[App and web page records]

Start of Block

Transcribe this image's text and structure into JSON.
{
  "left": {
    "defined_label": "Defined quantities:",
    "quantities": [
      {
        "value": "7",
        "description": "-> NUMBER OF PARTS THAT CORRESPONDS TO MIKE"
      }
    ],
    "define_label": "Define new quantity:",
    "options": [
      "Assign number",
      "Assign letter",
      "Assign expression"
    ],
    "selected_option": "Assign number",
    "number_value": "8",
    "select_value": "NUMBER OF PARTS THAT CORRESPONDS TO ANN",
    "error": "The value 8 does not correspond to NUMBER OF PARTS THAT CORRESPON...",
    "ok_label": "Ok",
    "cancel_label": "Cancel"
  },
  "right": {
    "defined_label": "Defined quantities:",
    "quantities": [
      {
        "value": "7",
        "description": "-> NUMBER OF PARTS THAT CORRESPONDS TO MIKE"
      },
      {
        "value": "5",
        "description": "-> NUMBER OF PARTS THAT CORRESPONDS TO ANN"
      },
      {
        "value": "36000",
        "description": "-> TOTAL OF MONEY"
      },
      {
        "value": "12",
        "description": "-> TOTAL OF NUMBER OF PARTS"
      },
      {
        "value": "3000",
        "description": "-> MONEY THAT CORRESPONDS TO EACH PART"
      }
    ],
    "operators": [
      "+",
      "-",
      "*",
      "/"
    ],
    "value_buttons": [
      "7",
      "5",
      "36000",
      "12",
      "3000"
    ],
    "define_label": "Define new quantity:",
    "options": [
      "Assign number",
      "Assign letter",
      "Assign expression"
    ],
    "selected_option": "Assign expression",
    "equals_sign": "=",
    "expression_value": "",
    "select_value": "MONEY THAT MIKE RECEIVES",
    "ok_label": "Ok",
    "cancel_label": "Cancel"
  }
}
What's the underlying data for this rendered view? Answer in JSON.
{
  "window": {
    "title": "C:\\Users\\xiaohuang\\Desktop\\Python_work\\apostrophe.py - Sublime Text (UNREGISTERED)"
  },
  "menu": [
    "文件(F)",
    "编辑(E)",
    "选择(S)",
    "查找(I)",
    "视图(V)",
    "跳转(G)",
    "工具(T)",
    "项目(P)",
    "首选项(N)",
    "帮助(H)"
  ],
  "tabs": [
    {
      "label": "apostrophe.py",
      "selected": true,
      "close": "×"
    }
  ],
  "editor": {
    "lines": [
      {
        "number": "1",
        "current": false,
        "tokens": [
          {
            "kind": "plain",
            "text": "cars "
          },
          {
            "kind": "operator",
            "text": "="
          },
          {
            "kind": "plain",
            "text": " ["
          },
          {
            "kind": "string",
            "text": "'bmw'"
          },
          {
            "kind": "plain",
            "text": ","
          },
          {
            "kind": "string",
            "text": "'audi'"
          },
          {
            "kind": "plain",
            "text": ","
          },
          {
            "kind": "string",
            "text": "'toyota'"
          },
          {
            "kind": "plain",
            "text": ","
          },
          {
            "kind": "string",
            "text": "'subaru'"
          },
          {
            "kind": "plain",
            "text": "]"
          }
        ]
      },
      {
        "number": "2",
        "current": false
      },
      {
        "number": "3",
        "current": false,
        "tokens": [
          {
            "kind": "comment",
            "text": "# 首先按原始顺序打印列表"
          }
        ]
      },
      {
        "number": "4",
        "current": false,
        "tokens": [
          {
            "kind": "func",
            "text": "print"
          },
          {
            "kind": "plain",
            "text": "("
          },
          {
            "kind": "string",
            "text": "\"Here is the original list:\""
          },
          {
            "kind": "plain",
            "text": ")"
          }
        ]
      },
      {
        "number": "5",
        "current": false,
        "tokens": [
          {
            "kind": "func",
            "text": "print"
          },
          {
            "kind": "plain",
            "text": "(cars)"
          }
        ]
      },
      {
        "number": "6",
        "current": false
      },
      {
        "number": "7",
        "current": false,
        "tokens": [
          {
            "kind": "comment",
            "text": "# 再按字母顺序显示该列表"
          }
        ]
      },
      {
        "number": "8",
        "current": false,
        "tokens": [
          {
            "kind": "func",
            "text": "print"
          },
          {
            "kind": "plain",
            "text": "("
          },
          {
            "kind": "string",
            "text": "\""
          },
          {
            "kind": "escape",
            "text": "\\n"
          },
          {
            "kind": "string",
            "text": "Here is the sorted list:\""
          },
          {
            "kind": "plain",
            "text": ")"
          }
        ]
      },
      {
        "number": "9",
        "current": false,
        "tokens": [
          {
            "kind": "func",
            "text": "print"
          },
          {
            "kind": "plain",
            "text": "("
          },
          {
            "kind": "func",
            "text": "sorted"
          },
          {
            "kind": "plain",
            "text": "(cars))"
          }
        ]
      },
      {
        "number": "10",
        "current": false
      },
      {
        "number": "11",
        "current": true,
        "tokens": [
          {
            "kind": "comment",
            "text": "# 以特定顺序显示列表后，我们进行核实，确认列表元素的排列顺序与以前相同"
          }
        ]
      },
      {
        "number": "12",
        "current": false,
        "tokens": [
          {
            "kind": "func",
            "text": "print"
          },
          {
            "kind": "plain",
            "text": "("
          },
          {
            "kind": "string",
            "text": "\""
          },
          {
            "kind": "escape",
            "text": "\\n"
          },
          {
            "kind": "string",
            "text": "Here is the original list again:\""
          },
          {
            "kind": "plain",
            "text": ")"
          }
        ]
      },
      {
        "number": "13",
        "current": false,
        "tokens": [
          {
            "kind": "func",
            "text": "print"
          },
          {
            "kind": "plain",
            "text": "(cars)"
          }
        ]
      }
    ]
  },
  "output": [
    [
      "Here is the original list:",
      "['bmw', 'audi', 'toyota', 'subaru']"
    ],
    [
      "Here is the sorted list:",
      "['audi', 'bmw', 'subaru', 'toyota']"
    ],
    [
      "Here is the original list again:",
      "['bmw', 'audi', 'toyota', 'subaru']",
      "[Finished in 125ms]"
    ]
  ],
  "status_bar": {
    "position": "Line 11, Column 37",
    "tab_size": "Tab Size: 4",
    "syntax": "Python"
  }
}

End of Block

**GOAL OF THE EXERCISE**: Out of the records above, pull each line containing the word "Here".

**RESPONSE AREA**:
            "text": "\"Here is the original list:\""
            "text": "Here is the sorted list:\""
            "text": "Here is the original list again:\""
      "Here is the original list:",
      "Here is the sorted list:",
      "Here is the original list again:",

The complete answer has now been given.